In 2007, dial tests made a big comeback during the presidential election season, in part due to heavy promotion by Frank Luntz, with backup from a couple of professors of communication at Southern Methodist University, Dan Schill and Rita Kirk. They were big proponents of the technique, particularly as a way of boosting ratings. In 2009, they wrote a chapter in a collection entitled Real-Time-Response Measurement in the Social Sciences, in which they tried to put to rest objections to the methodology by saying:
“One issue that should be put to rest is the notion that RTR is an inherently unsound methodology. . . . Ignoring the large body of research finding strong reliability and validity of the RTR methodology (Baggaley 1987; Biocca et al. 1994; Boyd & Hughes 1992; Fenwick & Rice 1991; Hughes 1992; Hughes & Lennox 1990; Maier et al 2007; Hallonquist & Peatman 1947; Hallonquist & Suchman 1979; Pham et al 1993; Schwerin 1940), these critics mistake the real time response reaction of the dial focus group with a large scale public opinion poll which relies on equal probability random sampling to estimate the attitudes of a larger sample. (Schill & Kirk, 2009, p. 168)”
Mitchell, Gordon R. “Public Opinion, Thinly Sliced and Served Hot”, International Journal of Communication 9(2015), 21–45.
In other words, if you want to be able to predict what a group of people thinks about something, for instance, independent voters in swing counties, dial testing is perhaps not the best tool. It measures, just like it says on the box, real time responses of the dial focus group. The degree to which this group of seven people, or hell, even TWO groups of seven people, are representative of a larger group is severely limited.

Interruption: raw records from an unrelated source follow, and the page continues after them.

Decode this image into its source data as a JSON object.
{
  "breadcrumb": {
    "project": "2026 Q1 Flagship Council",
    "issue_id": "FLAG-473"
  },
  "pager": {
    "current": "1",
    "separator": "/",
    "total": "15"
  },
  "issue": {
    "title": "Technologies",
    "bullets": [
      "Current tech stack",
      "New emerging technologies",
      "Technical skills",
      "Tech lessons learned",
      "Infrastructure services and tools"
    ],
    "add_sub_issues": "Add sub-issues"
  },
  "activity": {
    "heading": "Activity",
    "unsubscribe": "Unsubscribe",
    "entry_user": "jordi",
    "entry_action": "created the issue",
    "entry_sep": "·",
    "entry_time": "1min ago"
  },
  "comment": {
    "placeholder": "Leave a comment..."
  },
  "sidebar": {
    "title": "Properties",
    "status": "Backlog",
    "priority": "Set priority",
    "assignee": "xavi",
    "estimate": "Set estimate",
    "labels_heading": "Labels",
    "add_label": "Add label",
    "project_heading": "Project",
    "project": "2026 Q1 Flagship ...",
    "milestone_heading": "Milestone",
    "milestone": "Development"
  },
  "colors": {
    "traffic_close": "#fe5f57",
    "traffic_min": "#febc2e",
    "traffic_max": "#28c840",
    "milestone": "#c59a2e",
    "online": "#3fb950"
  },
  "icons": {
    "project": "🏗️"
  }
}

For a more extensive inquiry into the validity and reliability of real time response measurement, in the field of music evaluation, this piece is great (JSTOR link, so paywall or institutional login needed) and essentially says, “It depends”.
So, fine — go ahead and use consumer response technology in your Zoom focus groups if you really feel you must. But do not think it’s projectable to larger groups — and do not mistake the twisting of dials on a group Zoom call among strangers, with the way people actually react to bare stimuli out in their communities and on their feeds, or amongst their family, friends, colleagues and peers.

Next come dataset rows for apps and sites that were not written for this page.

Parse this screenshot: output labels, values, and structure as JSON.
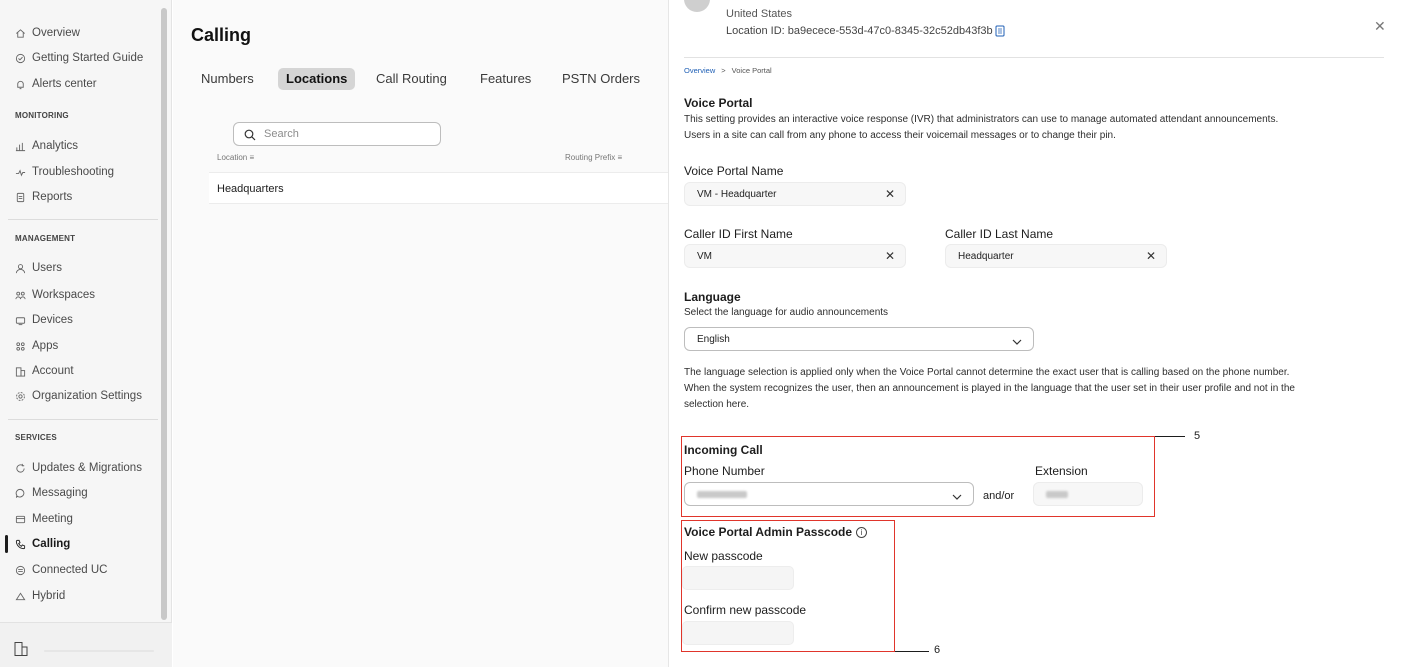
{
  "sidebar": {
    "top_items": [
      {
        "label": "Overview",
        "icon": "home-icon"
      },
      {
        "label": "Getting Started Guide",
        "icon": "check-circle-icon"
      },
      {
        "label": "Alerts center",
        "icon": "bell-icon"
      }
    ],
    "monitoring": {
      "label": "MONITORING",
      "items": [
        {
          "label": "Analytics",
          "icon": "bar-chart-icon"
        },
        {
          "label": "Troubleshooting",
          "icon": "pulse-icon"
        },
        {
          "label": "Reports",
          "icon": "report-icon"
        }
      ]
    },
    "management": {
      "label": "MANAGEMENT",
      "items": [
        {
          "label": "Users",
          "icon": "user-icon"
        },
        {
          "label": "Workspaces",
          "icon": "workspaces-icon"
        },
        {
          "label": "Devices",
          "icon": "device-icon"
        },
        {
          "label": "Apps",
          "icon": "apps-icon"
        },
        {
          "label": "Account",
          "icon": "account-icon"
        },
        {
          "label": "Organization Settings",
          "icon": "gear-icon"
        }
      ]
    },
    "services": {
      "label": "SERVICES",
      "items": [
        {
          "label": "Updates & Migrations",
          "icon": "refresh-icon"
        },
        {
          "label": "Messaging",
          "icon": "message-icon"
        },
        {
          "label": "Meeting",
          "icon": "meeting-icon"
        },
        {
          "label": "Calling",
          "icon": "phone-icon"
        },
        {
          "label": "Connected UC",
          "icon": "connected-uc-icon"
        },
        {
          "label": "Hybrid",
          "icon": "cloud-icon"
        }
      ]
    }
  },
  "main": {
    "title": "Calling",
    "tabs": [
      "Numbers",
      "Locations",
      "Call Routing",
      "Features",
      "PSTN Orders"
    ],
    "selected_tab": "Locations",
    "search_placeholder": "Search",
    "columns": [
      "Location",
      "Routing Prefix"
    ],
    "rows": [
      "Headquarters"
    ]
  },
  "panel": {
    "country": "United States",
    "location_id": "Location ID: ba9ecece-553d-47c0-8345-32c52db43f3b",
    "breadcrumb": {
      "first": "Overview",
      "separator": ">",
      "current": "Voice Portal"
    },
    "voice_portal": {
      "heading": "Voice Portal",
      "description_1": "This setting provides an interactive voice response (IVR) that administrators can use to manage automated attendant announcements.",
      "description_2": "Users in a site can call from any phone to access their voicemail messages or to change their pin."
    },
    "voice_portal_name": {
      "label": "Voice Portal Name",
      "value": "VM - Headquarter"
    },
    "caller_id_first": {
      "label": "Caller ID First Name",
      "value": "VM"
    },
    "caller_id_last": {
      "label": "Caller ID Last Name",
      "value": "Headquarter"
    },
    "language": {
      "heading": "Language",
      "subtext": "Select the language for audio announcements",
      "value": "English",
      "note_1": "The language selection is applied only when the Voice Portal cannot determine the exact user that is calling based on the phone number.",
      "note_2": "When the system recognizes the user, then an announcement is played in the language that the user set in their user profile and not in the",
      "note_3": "selection here."
    },
    "incoming_call": {
      "heading": "Incoming Call",
      "phone_label": "Phone Number",
      "and_or": "and/or",
      "extension_label": "Extension"
    },
    "admin_passcode": {
      "heading": "Voice Portal Admin Passcode",
      "new_label": "New passcode",
      "confirm_label": "Confirm new passcode"
    },
    "callouts": {
      "incoming": "5",
      "passcode": "6"
    },
    "accent_color": "#e0352b"
  }
}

If you made it this far, thank you — your reward is that I can tell you why I silently scream when someone worries about groupthink in qualitative research. Worrying about groupthink tells me that you don’t really know what groupthink is, and that you don’t really know how focus groups work. It might also tell you why dial testing causes me to sigh.
But probably my greatest source of outrage was simply that Axios wrote an article about a technology that can’t be projected onto large populations being used to solve a problem that probably didn’t exist, among 14 people in Zoom-based focus groups about a nineteen day old “Biden era”.
What are we even doing any more, I ask you.